Jaya:  Especially for women. And you can be all like “well that’s your fault, go to a barber for $10” but c’mon, your hair is a huge part of how you look, and I don’t think there’s any shame in caring about that

Victoria: Nope! I really need to not be such a baby and ask about bang trims more often.

Jaya:  Haha yeah, it’s hard to do on your own. Also, I  do think most hairdressers offer this kind of week-later check up. even if they don’t flat out say it.

Victoria:  Yeah, i think hair stylists expect to have to fix things sometimes and honestly, lots of them get cried at and yelled at, so i’m sure they appreciate a polite “could you please fix this weird thing my hair is doing.”

Jaya:  Yeah! that’s so much nicer than just freaking out.

Victoria: Or not coming back.

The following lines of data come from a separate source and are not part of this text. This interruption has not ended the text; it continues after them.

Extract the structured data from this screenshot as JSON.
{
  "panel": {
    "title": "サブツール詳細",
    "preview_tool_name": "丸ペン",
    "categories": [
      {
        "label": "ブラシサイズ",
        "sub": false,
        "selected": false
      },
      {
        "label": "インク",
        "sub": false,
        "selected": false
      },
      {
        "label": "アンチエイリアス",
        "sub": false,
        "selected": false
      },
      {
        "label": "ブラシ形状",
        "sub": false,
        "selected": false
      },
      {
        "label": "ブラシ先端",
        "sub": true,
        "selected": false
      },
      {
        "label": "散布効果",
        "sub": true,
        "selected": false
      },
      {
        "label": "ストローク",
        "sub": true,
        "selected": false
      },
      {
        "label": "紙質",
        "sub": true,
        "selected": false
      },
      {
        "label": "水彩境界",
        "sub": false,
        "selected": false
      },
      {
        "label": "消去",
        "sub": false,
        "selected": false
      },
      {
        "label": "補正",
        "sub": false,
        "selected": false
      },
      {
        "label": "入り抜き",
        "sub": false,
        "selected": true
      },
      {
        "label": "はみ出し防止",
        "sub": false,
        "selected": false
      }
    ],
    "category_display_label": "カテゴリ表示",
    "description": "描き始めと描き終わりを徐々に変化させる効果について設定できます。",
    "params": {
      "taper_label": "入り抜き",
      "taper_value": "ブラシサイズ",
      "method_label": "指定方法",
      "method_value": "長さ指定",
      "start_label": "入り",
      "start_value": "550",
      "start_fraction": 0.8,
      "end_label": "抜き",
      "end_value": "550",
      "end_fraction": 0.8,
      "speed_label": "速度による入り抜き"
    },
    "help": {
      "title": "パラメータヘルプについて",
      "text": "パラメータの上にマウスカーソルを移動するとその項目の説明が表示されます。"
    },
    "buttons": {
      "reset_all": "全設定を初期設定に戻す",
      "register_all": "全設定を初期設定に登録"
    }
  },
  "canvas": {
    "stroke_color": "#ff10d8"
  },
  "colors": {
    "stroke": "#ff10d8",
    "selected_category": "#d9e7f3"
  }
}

Jaya:  Also, they’re professionals. They know what hair is like, and if it’s your first time, duh there are gonna be cowlicks and weird head shapes they’re not going to immediately know, so it helps both of you.

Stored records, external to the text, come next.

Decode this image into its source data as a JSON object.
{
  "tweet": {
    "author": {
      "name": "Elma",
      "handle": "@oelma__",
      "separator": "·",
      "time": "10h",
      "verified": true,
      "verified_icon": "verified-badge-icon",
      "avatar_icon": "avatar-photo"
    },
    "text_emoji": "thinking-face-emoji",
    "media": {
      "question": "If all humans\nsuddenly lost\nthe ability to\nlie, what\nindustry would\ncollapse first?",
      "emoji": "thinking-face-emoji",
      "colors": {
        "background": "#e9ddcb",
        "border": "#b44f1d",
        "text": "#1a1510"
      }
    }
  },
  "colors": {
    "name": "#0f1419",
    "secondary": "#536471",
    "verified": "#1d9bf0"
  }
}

Victoria:  Yep, I think they’d rather fix it and get a loyal customer.Plus then you will have a person who knows about your hair.

Jaya:  Absolutely. I made the mistake for too long of not alerting hairdressers to the weird things my hair does and once I got over that I started getting much better haircuts.

Victoria:  Hahah yeah, it’s scary to try to speak up since they are supposed to know what they are doing.

Jaya:  I think that’s the thing though. They know what they’re doing, but they’re not psychics. They don’t know your head.

Victoria:  Haha yeah, what’s inside it or what’s on it.

Jaya:  If they’re not willing to have a conversation then ok, they’re assholes and find someone else.

Victoria:  Yep.

Jaya:  But there should be a back and forth. They trust you to speak up about anything weird, you trust them to know what looks good from there.

Victoria:  And I think dye jobs too, are especially something you should ask to have fixed if they don’t come out quite right because that’s really normal.

Jaya:  Oh yeah. I’ve never really done that, but that makes sense.

Victoria:  Yeah me either, but it crops up a lot in articles about hair dressers.

Jaya:  how many articles about hair dressers are you reading?

Victoria:  I meaaaaan…

Victoria: Some.

Jaya:  Hahahaha.

Victoria:  Anyway, in sum, hairdressers are professionals and if you aren’t happy with their service, tell them and try to work something out.

Or complain on the internet and tell us your worst hairdresser stories.